══ Supplied records ══

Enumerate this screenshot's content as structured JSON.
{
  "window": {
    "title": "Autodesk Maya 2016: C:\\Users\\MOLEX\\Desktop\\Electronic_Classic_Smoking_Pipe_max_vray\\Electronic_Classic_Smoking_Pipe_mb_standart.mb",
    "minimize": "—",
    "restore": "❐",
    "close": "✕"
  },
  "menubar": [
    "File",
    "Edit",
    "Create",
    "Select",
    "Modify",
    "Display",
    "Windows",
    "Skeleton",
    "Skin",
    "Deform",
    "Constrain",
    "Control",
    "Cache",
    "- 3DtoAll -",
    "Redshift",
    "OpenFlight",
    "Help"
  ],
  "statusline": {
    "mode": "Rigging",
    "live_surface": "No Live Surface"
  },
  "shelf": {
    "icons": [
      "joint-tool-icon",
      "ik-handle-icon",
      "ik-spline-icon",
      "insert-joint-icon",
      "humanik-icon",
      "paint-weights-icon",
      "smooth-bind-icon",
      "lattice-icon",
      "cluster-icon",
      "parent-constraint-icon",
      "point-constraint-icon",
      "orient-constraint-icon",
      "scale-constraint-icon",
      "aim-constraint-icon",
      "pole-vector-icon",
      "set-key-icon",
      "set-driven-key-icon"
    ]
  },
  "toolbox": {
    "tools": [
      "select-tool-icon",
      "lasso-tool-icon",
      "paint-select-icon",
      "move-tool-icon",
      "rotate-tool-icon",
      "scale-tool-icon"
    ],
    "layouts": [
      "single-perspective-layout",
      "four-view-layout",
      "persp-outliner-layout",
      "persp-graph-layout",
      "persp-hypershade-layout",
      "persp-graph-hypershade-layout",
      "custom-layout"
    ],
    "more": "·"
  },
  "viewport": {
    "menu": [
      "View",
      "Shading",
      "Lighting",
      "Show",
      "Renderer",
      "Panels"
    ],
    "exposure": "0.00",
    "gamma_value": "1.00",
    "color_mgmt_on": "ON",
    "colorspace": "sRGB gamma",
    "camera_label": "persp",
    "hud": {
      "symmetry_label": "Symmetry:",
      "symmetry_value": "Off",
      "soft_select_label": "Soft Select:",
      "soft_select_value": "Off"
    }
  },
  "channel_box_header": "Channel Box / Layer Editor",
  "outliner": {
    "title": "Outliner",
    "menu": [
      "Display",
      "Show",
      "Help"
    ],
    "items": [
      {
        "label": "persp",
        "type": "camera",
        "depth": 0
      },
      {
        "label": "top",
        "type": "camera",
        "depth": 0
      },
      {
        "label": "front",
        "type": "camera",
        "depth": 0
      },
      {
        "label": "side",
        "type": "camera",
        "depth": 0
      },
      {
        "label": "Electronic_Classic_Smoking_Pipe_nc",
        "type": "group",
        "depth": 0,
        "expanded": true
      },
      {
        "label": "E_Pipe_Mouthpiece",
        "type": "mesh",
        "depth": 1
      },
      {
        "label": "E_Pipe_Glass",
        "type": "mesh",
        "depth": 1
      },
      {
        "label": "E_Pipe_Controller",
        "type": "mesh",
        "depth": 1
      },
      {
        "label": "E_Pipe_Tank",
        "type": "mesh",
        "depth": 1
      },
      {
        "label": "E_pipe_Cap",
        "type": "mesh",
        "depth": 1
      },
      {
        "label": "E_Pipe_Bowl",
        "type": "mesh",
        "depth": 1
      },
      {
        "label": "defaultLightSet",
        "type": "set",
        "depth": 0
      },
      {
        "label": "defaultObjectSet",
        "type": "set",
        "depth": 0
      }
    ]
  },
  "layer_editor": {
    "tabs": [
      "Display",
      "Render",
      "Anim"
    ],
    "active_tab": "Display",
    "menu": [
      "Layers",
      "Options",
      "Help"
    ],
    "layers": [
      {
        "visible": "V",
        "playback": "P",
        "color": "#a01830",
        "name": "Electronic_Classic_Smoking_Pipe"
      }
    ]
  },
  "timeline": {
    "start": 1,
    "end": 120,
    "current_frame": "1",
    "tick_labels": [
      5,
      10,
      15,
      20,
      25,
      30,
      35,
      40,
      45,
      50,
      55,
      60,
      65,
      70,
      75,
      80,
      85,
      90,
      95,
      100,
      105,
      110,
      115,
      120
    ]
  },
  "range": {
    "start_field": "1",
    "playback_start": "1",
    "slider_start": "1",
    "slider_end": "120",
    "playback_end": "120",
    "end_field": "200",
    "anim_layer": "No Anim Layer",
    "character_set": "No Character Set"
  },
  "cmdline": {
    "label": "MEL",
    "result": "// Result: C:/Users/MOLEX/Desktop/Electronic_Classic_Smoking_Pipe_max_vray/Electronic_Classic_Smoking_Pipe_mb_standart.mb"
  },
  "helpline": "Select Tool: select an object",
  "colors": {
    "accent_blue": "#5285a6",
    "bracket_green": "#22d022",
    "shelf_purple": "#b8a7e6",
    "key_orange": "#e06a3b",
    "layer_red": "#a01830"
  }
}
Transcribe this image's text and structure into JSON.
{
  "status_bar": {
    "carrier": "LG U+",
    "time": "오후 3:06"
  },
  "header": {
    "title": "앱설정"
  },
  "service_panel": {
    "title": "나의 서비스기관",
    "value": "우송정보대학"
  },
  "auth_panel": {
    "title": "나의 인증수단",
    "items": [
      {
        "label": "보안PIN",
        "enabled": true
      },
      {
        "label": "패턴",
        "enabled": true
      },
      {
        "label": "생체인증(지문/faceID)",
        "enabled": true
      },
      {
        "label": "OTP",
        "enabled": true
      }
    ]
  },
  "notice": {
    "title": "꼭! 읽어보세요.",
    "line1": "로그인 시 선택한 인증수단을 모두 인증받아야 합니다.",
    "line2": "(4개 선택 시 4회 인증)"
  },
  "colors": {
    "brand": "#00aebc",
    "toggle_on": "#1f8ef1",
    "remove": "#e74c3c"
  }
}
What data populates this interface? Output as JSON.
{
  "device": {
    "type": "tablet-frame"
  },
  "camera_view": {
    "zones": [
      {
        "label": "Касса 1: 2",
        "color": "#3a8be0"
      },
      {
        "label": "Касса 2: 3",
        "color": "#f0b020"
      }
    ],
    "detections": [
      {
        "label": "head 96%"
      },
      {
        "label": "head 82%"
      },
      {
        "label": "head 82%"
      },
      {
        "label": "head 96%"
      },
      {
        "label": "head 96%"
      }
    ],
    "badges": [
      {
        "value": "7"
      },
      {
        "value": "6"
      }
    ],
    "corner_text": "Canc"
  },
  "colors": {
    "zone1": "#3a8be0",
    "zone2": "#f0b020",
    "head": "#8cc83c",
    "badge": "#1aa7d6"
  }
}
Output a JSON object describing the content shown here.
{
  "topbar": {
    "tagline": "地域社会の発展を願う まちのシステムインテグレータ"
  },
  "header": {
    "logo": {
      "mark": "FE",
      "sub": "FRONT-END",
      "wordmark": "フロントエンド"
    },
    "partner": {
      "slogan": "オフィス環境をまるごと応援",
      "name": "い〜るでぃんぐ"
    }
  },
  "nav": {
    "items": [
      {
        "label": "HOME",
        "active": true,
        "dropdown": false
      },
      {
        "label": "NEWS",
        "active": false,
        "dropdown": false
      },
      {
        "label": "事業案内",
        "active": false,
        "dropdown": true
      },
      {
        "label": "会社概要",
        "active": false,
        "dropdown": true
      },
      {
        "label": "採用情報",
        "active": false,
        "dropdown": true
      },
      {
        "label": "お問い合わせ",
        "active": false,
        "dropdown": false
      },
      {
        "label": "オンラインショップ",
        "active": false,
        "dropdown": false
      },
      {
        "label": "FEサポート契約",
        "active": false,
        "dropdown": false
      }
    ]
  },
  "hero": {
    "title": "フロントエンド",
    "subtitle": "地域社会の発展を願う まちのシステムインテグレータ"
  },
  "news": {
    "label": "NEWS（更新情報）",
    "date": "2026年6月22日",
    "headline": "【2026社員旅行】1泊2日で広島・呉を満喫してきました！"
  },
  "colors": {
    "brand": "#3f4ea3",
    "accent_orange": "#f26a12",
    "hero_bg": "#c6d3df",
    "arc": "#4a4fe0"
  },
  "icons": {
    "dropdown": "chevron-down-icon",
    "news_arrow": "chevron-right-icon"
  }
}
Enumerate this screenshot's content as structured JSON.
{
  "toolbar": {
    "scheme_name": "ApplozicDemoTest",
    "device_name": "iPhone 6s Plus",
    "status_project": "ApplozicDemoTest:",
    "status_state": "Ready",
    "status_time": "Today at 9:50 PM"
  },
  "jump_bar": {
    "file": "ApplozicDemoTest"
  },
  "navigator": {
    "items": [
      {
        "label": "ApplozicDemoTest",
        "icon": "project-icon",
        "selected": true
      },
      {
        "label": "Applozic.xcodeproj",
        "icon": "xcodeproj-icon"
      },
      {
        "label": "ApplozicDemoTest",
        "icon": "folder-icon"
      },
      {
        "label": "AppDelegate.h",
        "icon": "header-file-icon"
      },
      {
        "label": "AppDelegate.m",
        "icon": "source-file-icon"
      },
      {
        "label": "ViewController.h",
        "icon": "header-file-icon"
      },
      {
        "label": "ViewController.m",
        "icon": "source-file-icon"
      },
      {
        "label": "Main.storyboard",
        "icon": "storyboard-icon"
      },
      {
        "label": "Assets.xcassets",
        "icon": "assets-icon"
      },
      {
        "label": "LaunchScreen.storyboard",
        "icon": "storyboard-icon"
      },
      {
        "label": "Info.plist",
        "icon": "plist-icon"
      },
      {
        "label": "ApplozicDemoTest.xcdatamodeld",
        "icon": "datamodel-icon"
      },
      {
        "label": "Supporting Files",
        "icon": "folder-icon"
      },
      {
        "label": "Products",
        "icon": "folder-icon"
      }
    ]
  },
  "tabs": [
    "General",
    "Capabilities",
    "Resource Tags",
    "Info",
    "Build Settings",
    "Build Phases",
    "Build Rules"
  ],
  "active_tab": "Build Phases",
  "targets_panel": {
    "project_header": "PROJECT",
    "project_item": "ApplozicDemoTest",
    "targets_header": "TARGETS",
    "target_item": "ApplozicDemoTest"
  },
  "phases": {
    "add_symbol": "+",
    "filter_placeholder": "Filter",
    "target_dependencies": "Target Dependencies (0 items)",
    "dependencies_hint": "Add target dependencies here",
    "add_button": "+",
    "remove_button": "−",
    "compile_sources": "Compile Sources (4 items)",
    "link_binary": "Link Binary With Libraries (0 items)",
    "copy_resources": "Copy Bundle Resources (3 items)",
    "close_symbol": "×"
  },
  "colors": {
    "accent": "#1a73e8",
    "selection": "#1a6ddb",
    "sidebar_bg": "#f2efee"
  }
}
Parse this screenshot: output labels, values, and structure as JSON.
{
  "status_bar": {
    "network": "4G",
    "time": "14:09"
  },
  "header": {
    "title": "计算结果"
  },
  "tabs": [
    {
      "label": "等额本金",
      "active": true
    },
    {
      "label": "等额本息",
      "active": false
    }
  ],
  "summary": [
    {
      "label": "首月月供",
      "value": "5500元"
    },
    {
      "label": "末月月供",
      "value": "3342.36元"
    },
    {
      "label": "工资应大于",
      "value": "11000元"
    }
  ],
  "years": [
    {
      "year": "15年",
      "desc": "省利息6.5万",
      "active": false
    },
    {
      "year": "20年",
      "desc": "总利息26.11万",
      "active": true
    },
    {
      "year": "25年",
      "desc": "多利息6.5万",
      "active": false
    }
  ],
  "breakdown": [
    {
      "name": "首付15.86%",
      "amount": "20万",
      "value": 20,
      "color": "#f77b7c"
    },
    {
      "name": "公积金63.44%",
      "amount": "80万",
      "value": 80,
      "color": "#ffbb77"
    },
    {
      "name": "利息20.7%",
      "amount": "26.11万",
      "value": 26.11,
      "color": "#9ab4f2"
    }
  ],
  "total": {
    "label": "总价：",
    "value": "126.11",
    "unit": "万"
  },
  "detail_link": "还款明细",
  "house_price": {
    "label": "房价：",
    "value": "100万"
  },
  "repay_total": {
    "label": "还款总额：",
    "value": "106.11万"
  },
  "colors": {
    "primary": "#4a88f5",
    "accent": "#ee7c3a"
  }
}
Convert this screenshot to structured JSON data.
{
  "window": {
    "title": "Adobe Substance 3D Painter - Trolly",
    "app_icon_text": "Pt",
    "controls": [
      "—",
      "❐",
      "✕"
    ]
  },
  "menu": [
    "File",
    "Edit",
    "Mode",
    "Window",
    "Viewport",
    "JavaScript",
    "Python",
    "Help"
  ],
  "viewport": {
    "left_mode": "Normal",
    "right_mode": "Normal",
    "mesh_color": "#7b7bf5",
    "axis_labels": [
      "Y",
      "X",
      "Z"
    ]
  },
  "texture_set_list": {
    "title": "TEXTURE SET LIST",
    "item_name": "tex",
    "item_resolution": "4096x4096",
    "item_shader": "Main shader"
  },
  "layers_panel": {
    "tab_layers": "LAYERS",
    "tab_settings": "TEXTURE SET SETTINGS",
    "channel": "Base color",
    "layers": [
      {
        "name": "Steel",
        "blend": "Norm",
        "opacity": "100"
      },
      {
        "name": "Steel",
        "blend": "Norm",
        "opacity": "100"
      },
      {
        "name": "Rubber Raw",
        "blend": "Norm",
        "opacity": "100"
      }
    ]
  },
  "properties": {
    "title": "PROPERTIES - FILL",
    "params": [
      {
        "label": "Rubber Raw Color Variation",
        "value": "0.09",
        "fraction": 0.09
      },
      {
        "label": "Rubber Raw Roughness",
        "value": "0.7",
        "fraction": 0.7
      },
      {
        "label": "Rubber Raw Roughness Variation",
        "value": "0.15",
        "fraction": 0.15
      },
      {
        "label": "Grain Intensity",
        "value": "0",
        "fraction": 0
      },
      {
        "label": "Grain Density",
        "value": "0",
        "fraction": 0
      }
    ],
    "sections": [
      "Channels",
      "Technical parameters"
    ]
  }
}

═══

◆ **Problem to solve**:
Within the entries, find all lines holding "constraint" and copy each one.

◆ **Your solution**:
      "parent-constraint-icon",
      "point-constraint-icon",
      "orient-constraint-icon",
      "scale-constraint-icon",
      "aim-constraint-icon",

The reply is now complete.